That was around 2001. Four years later, Aquamarine was started up as a vehicle to commercialise the technology. Doherty explained that there is a huge, unexploited resource on Atlantic coasts, which the company is aiming to target in the next few years.
‘It’s a function of the sea itself, the amount of energy in the waves and the shape of the seabed,’ he said. ‘Scotland in particular, the west coast of Ireland and Portugal all have these sorts of waves. If you wind the clock forward a few years, we’d be looking at a very large deployment – 100MW-plus installations up and down the coastline. That would be 100-150 devices and we reckon to get 20-25MW per kilometre of coastline – that’s a very efficient deployment density for wave-energy devices.’
In all, Doherty said, the UK and Ireland have around 5GW of exploitable commercial wave power that would be accessible by Oyster installations, with a capacity factor – the amount of time that the devices produce useful energy – of around 40 per cent. Each hydroelectric station can service 10-15 offshore devices.
With this sort of visible, relatively large onshore installation, Doherty admits Oyster might face planning problems. ‘There’s an awful lot of coastline that’s underexploited,’ he said. ‘Some beaches and headlands are likely to be good surfing spots and of course the coast is a leisure amenity and some areas are regions of natural beauty, but there are hundreds and hundreds of miles of coastline and a lot of it isn’t an amenity area. I don’t think wave power and tourism are likely to clash straight on, but proper strategic planning of the coastline – how the natural resources are going to be managed – is very important. It’s analogous to what the wind industry has been going through onshore. The planners are going to have to strike a delicate balance.’
Oyster development is continuing apace. While the sea-trial version starts producing results off Orkney, Prof Whittaker and his team are beginning scale-model tank trials of the next version, Oyster 2. ‘Oyster 1 is a full-scale proof of concept model, but Oyster 2 is likely to be our first commercial offering,’ Doherty said. ‘It’s a little larger than Oyster 1 and should produce a higher energy yield.

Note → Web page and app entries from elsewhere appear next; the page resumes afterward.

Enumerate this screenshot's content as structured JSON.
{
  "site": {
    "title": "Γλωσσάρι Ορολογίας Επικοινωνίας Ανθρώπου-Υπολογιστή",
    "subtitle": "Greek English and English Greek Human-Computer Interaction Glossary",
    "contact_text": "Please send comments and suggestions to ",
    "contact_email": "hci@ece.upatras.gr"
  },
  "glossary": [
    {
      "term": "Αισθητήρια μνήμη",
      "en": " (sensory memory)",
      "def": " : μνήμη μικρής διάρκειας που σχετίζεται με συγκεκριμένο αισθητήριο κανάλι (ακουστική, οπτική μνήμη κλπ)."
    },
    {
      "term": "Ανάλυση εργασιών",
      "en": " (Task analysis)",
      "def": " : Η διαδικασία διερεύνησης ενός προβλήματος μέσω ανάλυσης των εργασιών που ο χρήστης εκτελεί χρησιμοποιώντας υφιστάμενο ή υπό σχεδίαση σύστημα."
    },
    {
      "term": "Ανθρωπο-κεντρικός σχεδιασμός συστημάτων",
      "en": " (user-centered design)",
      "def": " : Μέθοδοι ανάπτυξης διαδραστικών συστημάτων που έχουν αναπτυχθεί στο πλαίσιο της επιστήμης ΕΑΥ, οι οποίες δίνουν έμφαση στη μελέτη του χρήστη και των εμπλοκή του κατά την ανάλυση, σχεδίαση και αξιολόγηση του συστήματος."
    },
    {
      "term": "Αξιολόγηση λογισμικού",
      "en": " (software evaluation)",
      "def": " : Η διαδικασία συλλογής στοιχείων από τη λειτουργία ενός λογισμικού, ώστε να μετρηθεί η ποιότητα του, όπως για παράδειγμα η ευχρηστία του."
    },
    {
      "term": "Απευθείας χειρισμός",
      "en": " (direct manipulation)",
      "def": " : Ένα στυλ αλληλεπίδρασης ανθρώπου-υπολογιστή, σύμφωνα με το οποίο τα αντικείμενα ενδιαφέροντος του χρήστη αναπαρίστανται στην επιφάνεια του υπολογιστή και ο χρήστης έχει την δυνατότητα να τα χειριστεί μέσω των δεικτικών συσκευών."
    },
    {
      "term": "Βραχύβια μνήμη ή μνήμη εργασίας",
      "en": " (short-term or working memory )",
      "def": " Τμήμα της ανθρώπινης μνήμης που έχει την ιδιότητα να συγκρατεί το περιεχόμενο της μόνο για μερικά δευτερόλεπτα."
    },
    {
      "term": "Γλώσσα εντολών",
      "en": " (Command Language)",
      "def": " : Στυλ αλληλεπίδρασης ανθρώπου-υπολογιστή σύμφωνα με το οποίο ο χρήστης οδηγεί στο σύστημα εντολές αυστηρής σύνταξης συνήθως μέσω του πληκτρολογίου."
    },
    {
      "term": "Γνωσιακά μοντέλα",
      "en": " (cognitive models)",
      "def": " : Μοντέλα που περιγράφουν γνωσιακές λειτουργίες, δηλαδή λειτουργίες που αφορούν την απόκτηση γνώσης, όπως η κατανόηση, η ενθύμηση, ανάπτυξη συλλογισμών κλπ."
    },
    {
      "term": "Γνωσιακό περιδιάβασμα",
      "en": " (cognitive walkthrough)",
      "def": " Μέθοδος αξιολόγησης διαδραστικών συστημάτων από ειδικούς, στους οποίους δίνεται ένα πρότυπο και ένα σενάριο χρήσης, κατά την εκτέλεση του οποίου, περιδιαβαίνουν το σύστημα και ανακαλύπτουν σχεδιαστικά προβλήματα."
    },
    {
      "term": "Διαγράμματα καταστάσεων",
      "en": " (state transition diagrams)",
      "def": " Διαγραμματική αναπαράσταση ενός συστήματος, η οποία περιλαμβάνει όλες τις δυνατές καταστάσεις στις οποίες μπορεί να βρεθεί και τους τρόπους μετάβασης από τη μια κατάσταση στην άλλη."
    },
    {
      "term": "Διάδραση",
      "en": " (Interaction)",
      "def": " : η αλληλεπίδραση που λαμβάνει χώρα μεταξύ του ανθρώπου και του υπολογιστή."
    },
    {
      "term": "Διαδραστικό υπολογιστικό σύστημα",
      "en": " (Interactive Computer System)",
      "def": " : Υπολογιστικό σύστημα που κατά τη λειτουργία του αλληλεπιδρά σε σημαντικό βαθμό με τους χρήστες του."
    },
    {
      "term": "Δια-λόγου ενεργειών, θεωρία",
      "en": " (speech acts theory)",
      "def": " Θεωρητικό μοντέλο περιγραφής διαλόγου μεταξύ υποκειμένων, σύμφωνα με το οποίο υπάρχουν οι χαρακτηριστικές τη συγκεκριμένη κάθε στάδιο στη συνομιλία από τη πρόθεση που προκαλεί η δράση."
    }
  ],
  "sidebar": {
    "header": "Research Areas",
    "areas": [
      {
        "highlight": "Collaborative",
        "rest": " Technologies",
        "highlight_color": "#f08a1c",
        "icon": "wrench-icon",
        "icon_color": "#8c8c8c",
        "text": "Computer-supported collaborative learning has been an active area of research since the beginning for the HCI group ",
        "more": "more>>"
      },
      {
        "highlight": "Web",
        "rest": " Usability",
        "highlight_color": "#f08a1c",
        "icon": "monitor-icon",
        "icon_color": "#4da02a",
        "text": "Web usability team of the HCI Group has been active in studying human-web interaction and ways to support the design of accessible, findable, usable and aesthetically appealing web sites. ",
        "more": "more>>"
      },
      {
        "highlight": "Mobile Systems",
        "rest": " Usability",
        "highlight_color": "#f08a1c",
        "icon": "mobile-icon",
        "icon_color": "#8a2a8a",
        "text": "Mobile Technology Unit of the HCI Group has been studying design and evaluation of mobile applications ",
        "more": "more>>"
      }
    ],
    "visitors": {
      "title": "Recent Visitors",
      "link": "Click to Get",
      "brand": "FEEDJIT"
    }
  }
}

Oyster 2 should be in the water by 2011 and we’re hoping it’ll cross the commercial hurdle in 2013 or 2014.’
The technology has already attracted commercial interest, with Airtricity – the renewable-energy-development arm of Scottish and Southern Energy – forming a joint venture with Aquamarine Power to develop 1GW worth of commercial sites for Oyster devices off the UK and Ireland by 2020.
The other shortlisted candidates in this category were:
STEALTH TECHNOLOGY ENABLES WIND ENERGY
BAE Systems Advanced Technology, Vestas Technology UK, Manchester and Sheffield Universities
The radar signature of wind turbines is often an obstacle to planning consent for wind farms, due to concern over their interference with ground-based radar. Using a combination of radar-signal expertise and materials that absorb radio waves, this collaboration has developed ‘stealth capability’ to reduce the signature of the blades, nose cone, tower and nacelle by a factor of 1,000.
TITANIUM ALUMINIDE TURBINE BLADES
Rolls-Royce, Birmingham and Swansea Universities
Gas-turbine manufacturers are looking for materials to reduce the weight of their products. Titanium aluminide is a strong, lightweight material whose properties are suitable for turbine blades, but it is difficult to economically manufacture and shape. This project has investigated spin-casting methods that would allow TiAl to be used in commercial-scale manufacture.